Translational Medicine, A Tale of Mice and Men
by Paul Vincent
The MMTP has a mission to research treatments and interventions to alleviate human suffering, brought on by the processes of biological aging.
Aging brings with it an ever increasing burden on the body of almost any organism, a cascade of biological assaults and failures, which eventually overwhelm our tolerance for damage and dysfunction, leading to a whole slew of diseases, these are often called the diseases of old age. These include Cancer, Heart disease, Sarcopenia, type 2 Diabetes, Alzheimer’s to name but a few.
These diseases debilitate us, reducing the quality of our lives and eventually lead to death itself.

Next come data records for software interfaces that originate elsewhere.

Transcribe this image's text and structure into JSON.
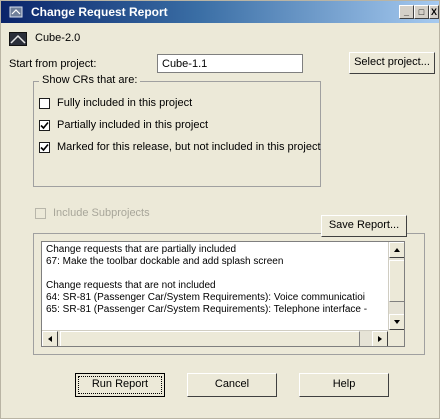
{
  "window": {
    "title": "Change Request Report",
    "controls": [
      "_",
      "□",
      "X"
    ]
  },
  "project": {
    "name": "Cube-2.0"
  },
  "start": {
    "label": "Start from project:",
    "value": "Cube-1.1",
    "select_button": "Select project..."
  },
  "show_crs": {
    "legend": "Show CRs that are:",
    "options": [
      {
        "label": "Fully included in this project",
        "checked": false
      },
      {
        "label": "Partially included in this project",
        "checked": true
      },
      {
        "label": "Marked for this release, but not included in this project",
        "checked": true
      }
    ]
  },
  "include_subprojects": {
    "label": "Include Subprojects",
    "checked": false,
    "enabled": false
  },
  "report": {
    "save_button": "Save Report...",
    "lines": [
      "Change requests that are partially included",
      "67: Make the toolbar dockable and add splash screen",
      "",
      "Change requests that are not included",
      "64: SR-81 (Passenger Car/System Requirements): Voice communicatioi",
      "65: SR-81 (Passenger Car/System Requirements): Telephone interface -"
    ]
  },
  "buttons": {
    "run": "Run Report",
    "cancel": "Cancel",
    "help": "Help"
  },
  "colors": {
    "title_bar_start": "#0a246a",
    "title_bar_end": "#a6caf0",
    "dialog_bg": "#ece9d8"
  }
}
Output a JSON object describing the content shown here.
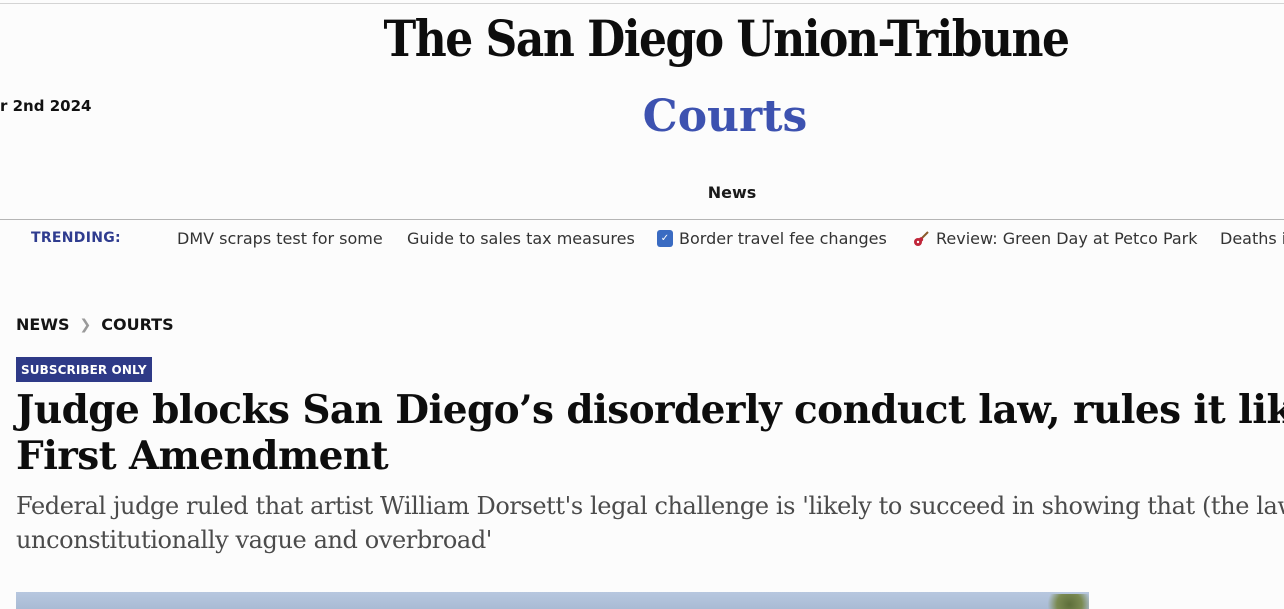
{
  "masthead": {
    "title": "The San Diego Union-Tribune"
  },
  "header": {
    "date": "r 2nd 2024",
    "section_title": "Courts",
    "section_link": "News"
  },
  "trending": {
    "label": "TRENDING:",
    "items": [
      {
        "label": "DMV scraps test for some",
        "icon": ""
      },
      {
        "label": "Guide to sales tax measures",
        "icon": ""
      },
      {
        "label": "Border travel fee changes",
        "icon": "shield-icon"
      },
      {
        "label": "Review: Green Day at Petco Park",
        "icon": "guitar-icon"
      },
      {
        "label": "Deaths i",
        "icon": ""
      }
    ]
  },
  "breadcrumb": {
    "items": [
      "NEWS",
      "COURTS"
    ]
  },
  "article": {
    "badge": "SUBSCRIBER ONLY",
    "headline_line1": "Judge blocks San Diego’s disorderly conduct law, rules it likely viol",
    "headline_line2": "First Amendment",
    "dek_line1": "Federal judge ruled that artist William Dorsett's legal challenge is 'likely to succeed in showing that (the law)",
    "dek_line2": "unconstitutionally vague and overbroad'"
  },
  "colors": {
    "accent": "#3d52b0",
    "badge_bg": "#2e3a87",
    "trending_label": "#2f3c8f"
  }
}
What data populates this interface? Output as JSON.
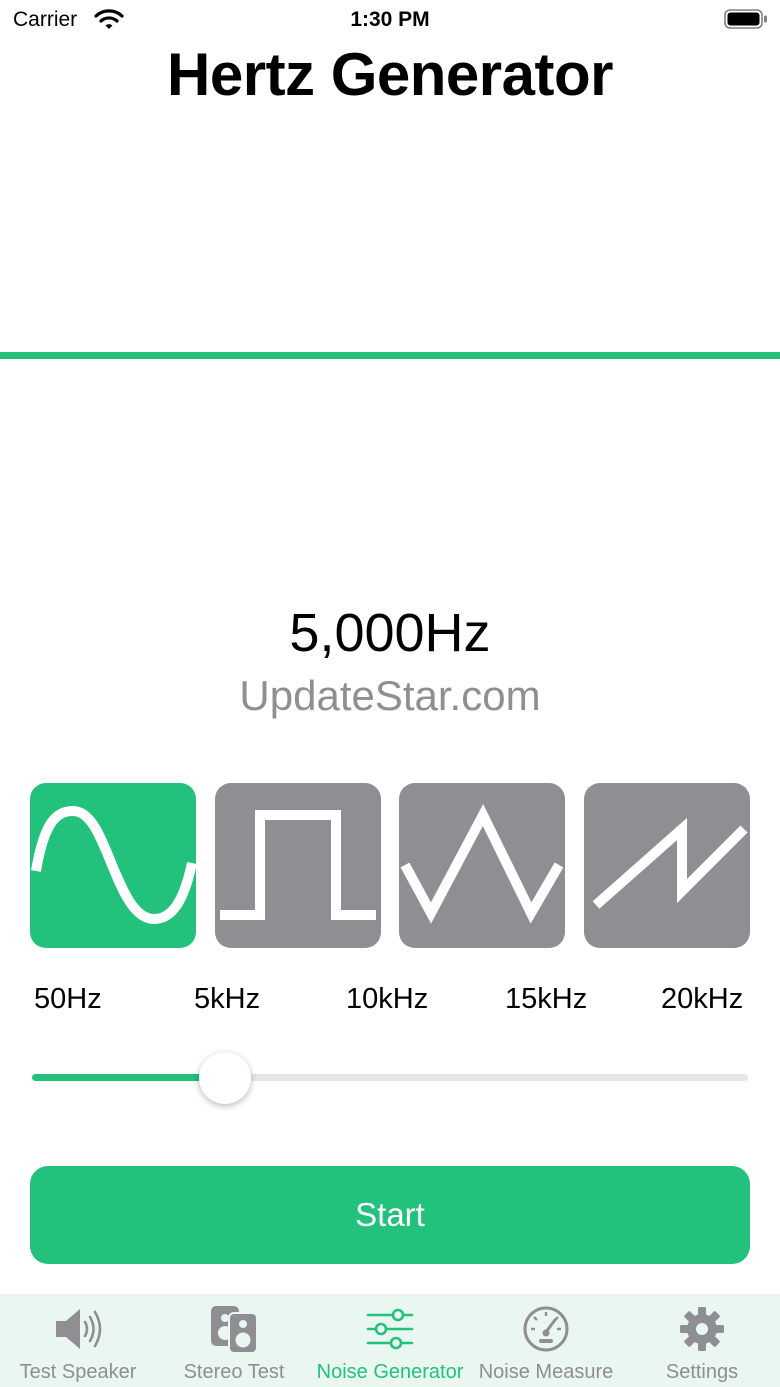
{
  "status_bar": {
    "carrier": "Carrier",
    "time": "1:30 PM"
  },
  "title": "Hertz Generator",
  "frequency_display": "5,000Hz",
  "watermark": "UpdateStar.com",
  "waveforms": [
    {
      "name": "sine",
      "icon": "sine-wave-icon",
      "selected": true
    },
    {
      "name": "square",
      "icon": "square-wave-icon",
      "selected": false
    },
    {
      "name": "triangle",
      "icon": "triangle-wave-icon",
      "selected": false
    },
    {
      "name": "sawtooth",
      "icon": "sawtooth-wave-icon",
      "selected": false
    }
  ],
  "ticks": [
    "50Hz",
    "5kHz",
    "10kHz",
    "15kHz",
    "20kHz"
  ],
  "slider": {
    "value_fraction": 0.27
  },
  "start_label": "Start",
  "tabs": [
    {
      "label": "Test Speaker",
      "icon": "speaker-icon",
      "active": false
    },
    {
      "label": "Stereo Test",
      "icon": "stereo-speaker-icon",
      "active": false
    },
    {
      "label": "Noise Generator",
      "icon": "sliders-icon",
      "active": true
    },
    {
      "label": "Noise Measure",
      "icon": "gauge-icon",
      "active": false
    },
    {
      "label": "Settings",
      "icon": "gear-icon",
      "active": false
    }
  ],
  "colors": {
    "accent": "#22c17c",
    "inactive": "#8e8e93",
    "tab_bar_bg": "#e9f7f0"
  }
}
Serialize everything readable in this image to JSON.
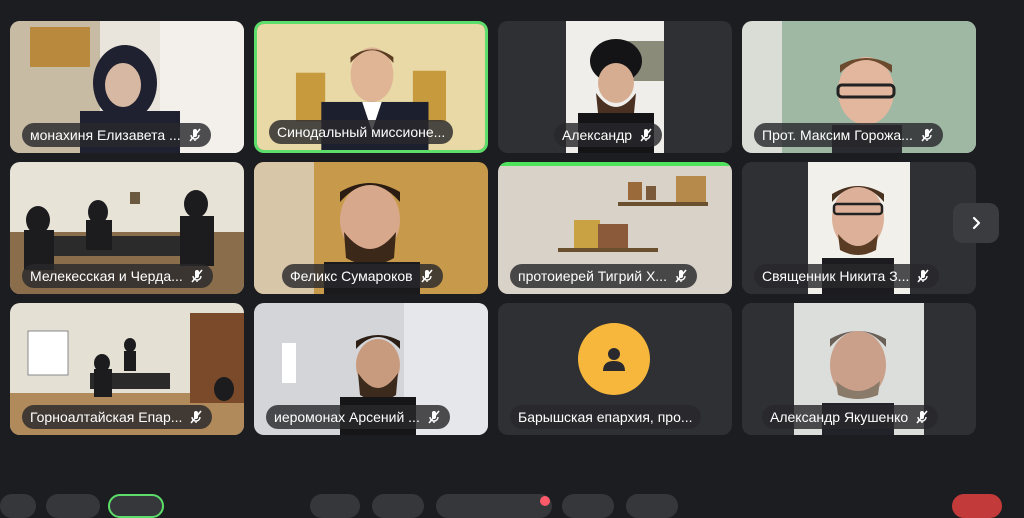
{
  "participants": [
    {
      "name": "монахиня Елизавета ..."
    },
    {
      "name": "Синодальный миссионе..."
    },
    {
      "name": "Александр"
    },
    {
      "name": "Прот. Максим Горожа..."
    },
    {
      "name": "Мелекесская и Черда..."
    },
    {
      "name": "Феликс Сумароков"
    },
    {
      "name": "протоиерей Тигрий Х..."
    },
    {
      "name": "Священник Никита З..."
    },
    {
      "name": "Горноалтайская Епар..."
    },
    {
      "name": "иеромонах Арсений ..."
    },
    {
      "name": "Барышская епархия, про..."
    },
    {
      "name": "Александр Якушенко"
    }
  ],
  "icons": {
    "muted": "mic-off-icon",
    "next": "chevron-right-icon",
    "avatar": "person-icon"
  },
  "colors": {
    "active_border": "#5dde6a",
    "avatar_bg": "#f6b73c",
    "background": "#1c1d20"
  }
}
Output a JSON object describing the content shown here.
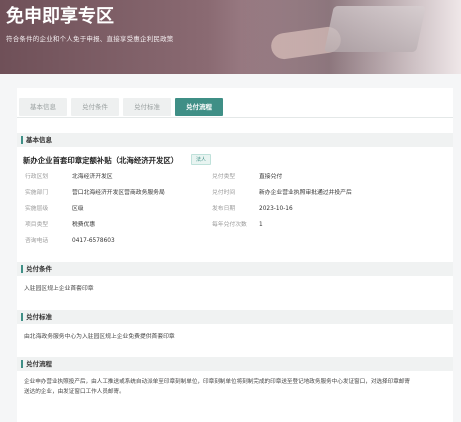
{
  "banner": {
    "title": "免申即享专区",
    "subtitle": "符合条件的企业和个人免于申报、直接享受惠企利民政策"
  },
  "tabs": [
    {
      "label": "基本信息",
      "active": false
    },
    {
      "label": "兑付条件",
      "active": false
    },
    {
      "label": "兑付标准",
      "active": false
    },
    {
      "label": "兑付流程",
      "active": true
    }
  ],
  "basic": {
    "header": "基本信息",
    "policy_name": "新办企业首套印章定额补贴（北海经济开发区）",
    "badge": "法人",
    "fields": {
      "region": {
        "key": "行政区划",
        "value": "北海经济开发区"
      },
      "pay_type": {
        "key": "兑付类型",
        "value": "直接兑付"
      },
      "dept": {
        "key": "实施部门",
        "value": "营口北海经济开发区营商政务服务局"
      },
      "pay_time": {
        "key": "兑付时间",
        "value": "新办企业营业执照审批通过并投产后"
      },
      "level": {
        "key": "实施层级",
        "value": "区级"
      },
      "date": {
        "key": "发布日期",
        "value": "2023-10-16"
      },
      "category": {
        "key": "项目类型",
        "value": "税费优惠"
      },
      "times": {
        "key": "每年兑付次数",
        "value": "1"
      },
      "phone": {
        "key": "咨询电话",
        "value": "0417-6578603"
      }
    }
  },
  "condition": {
    "header": "兑付条件",
    "text": "入驻园区规上企业首套印章"
  },
  "standard": {
    "header": "兑付标准",
    "text": "由北海政务服务中心为入驻园区规上企业免费提供首套印章"
  },
  "process": {
    "header": "兑付流程",
    "line1": "企业申办营业执照投产后，由人工推送或系统自动派单至印章刻制单位，印章刻制单位将刻制完成的印章送至登记地政务服务中心发证窗口，对选择印章邮寄",
    "line2": "送达的企业，由发证窗口工作人员邮寄。"
  },
  "colors": {
    "accent": "#3f8f86",
    "banner": "#7a5c64"
  }
}
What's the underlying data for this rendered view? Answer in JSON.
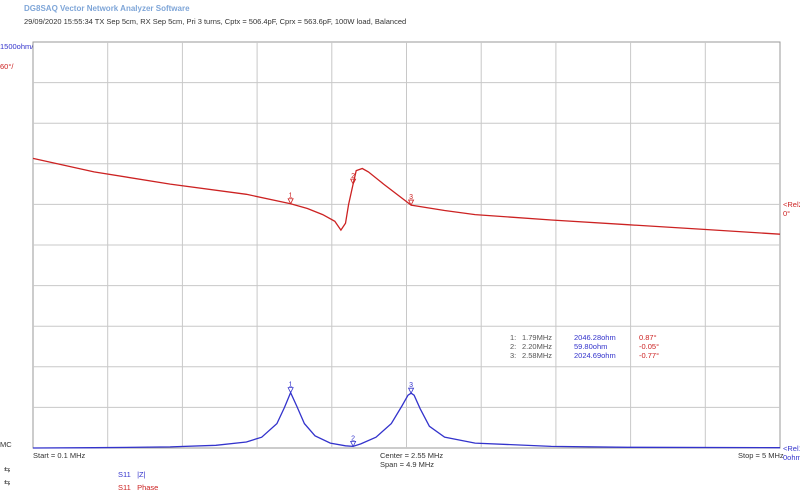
{
  "header": {
    "title": "DG8SAQ Vector Network Analyzer Software",
    "subtitle": "29/09/2020   15:55:34   TX Sep 5cm, RX Sep 5cm, Pri 3 turns, Cptx = 506.4pF, Cprx = 563.6pF, 100W load, Balanced"
  },
  "axis": {
    "left_top_blue": "1500ohm/",
    "left_top_red": "60°/",
    "left_mc": "MC",
    "right_rel2": "<Rel2",
    "right_rel2_val": "0°",
    "right_rel1": "<Rel1",
    "right_rel1_val": "0ohm",
    "start": "Start = 0.1 MHz",
    "center": "Center = 2.55 MHz",
    "span": "Span = 4.9 MHz",
    "stop": "Stop = 5 MHz"
  },
  "markers": [
    {
      "idx": "1:",
      "freq": "1.79MHz",
      "mag": "2046.28ohm",
      "phase": "0.87°"
    },
    {
      "idx": "2:",
      "freq": "2.20MHz",
      "mag": "59.80ohm",
      "phase": "-0.05°"
    },
    {
      "idx": "3:",
      "freq": "2.58MHz",
      "mag": "2024.69ohm",
      "phase": "-0.77°"
    }
  ],
  "legend": [
    {
      "name": "S11",
      "label": "|Z|",
      "color": "#3333cc"
    },
    {
      "name": "S11",
      "label": "Phase",
      "color": "#cc2222"
    }
  ],
  "colors": {
    "magnitude": "#3333cc",
    "phase": "#cc2222",
    "grid": "#c8c8c8"
  },
  "chart_data": {
    "type": "line",
    "x_unit": "MHz",
    "xlim": [
      0.1,
      5.0
    ],
    "grid": true,
    "series": [
      {
        "name": "S11 |Z|",
        "unit": "ohm",
        "scale_per_div": 1500,
        "ref": 0,
        "x": [
          0.1,
          0.5,
          1.0,
          1.3,
          1.5,
          1.6,
          1.7,
          1.75,
          1.79,
          1.83,
          1.88,
          1.95,
          2.05,
          2.15,
          2.2,
          2.25,
          2.35,
          2.45,
          2.52,
          2.56,
          2.58,
          2.6,
          2.64,
          2.7,
          2.8,
          3.0,
          3.5,
          4.0,
          5.0
        ],
        "y": [
          0,
          10,
          40,
          100,
          220,
          400,
          900,
          1500,
          2046,
          1550,
          900,
          450,
          180,
          80,
          60,
          150,
          400,
          900,
          1550,
          1950,
          2025,
          1950,
          1450,
          800,
          400,
          180,
          60,
          25,
          10
        ]
      },
      {
        "name": "S11 Phase",
        "unit": "deg",
        "scale_per_div": 60,
        "ref": 0,
        "x": [
          0.1,
          0.5,
          1.0,
          1.5,
          1.79,
          1.9,
          2.0,
          2.08,
          2.12,
          2.15,
          2.17,
          2.2,
          2.22,
          2.26,
          2.3,
          2.4,
          2.58,
          2.8,
          3.0,
          3.5,
          4.0,
          4.5,
          5.0
        ],
        "y": [
          68,
          48,
          30,
          15,
          1,
          -6,
          -15,
          -25,
          -38,
          -28,
          0,
          30,
          50,
          53,
          48,
          30,
          -1,
          -9,
          -15,
          -23,
          -30,
          -37,
          -44
        ]
      }
    ],
    "marker_x": [
      1.79,
      2.2,
      2.58
    ]
  }
}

After millennia of seeking answers, and the relatively short history of evidence based medicine, heralded by the advent of proper scientific method and inquiry, we are on the cusp of a revolution in healthcare and longevity, that will truly change for all time what it means to be human!
The diseases I have mentioned have plagued us since our beginnings, but with the modern era of greater lifespans we are experiencing them to unprecedented levels. This is because they are inextricably linked to the aging process itself. The more of us that are fortunate to live to an old age, the more of us will develop these diseases, this is the price we pay for our faustian bargain. Or that is what we have had to accept up until very recently.
While investigating therapies to alleviate these diseases, we have gone looking for answers in the animal kingdom, and have discovered that aging is synonymous with diseases, but that both aging and disease can be treated in tandem. Aging can be restored to youthful levels and associated diseases can be reversed and or prevented.
There are perhaps half a dozen different methods for deriving reversal of the symptoms and pathologies of aging, in a very real biological sense. We at the MMTP seek to explore the best of these exhaustively, to help facilitate a new era of true restorative and preventative medicine. These therapies, when mastered, will rejuvenate the human body completely, bringing it back to full, youthful health.
Because of the comparatively long lifespan of humans and the fact that it is just not ethical or legal to trial medical interventions initially on humans, we must test on animals first, and more specifically on mice. This, when implemented with proper protocols, will deliver these new therapies by the quickest and safest route that can then be translated to humans.
By appreciating the differences between mice and men and embracing the similarities, we can investigate those things with the highest probability of translating directly to humans, saving time, effort, money and hopefully human lives and suffering.
Let's be clear, the position of regulatory bodies in most countries, is that animal testing is indeed necessary and furthermore required for new medical interventions.
Although alternatives are in development, nothing is recognised by the FDA, EMA or WHO as being currently suitable to replace animal testing. The final test of longevity research success, is the change in overall lifespan of an organism, literally how long it has survived. This is not reproducible in by any other means currently, such as organs on chips, for instance. Only a complex organism can prove beyond doubt that an intervention can extend lifespan. So animal testing is a prerequisite before human testing, unless the researchers want to sidestep the authorities, which would make their activities illegal.
Until and unless this situation changes, it is wise to follow this framework towards clinical delivery of such interventions. Whilst this may be perceived as the slower road to some it is the path that will allow therapies and new drugs to reach the mass majority and not risk becoming only being available to the rich or for those willing to risk medical tourism outside of regulatory climes.
By carefully selecting the most promising approaches to restoring youth and function, we will expedite matters greatly. Too often promising studies have been marred by poor scientific method, which has made the results of those studies questionable.
We will learn from those mistakes and conduct our research, in a manner seeking excellence as standard. Furthermore, we propose to publish our results online, open source, for the benefit of the greater scientific community and interested parties worldwide. Scientific research should be freely available and shared without restrictions, if it is to deliver on its promise to spare mankind further suffering. No more locking the fruits of human endeavours behind paywalls for the benefit of just a few.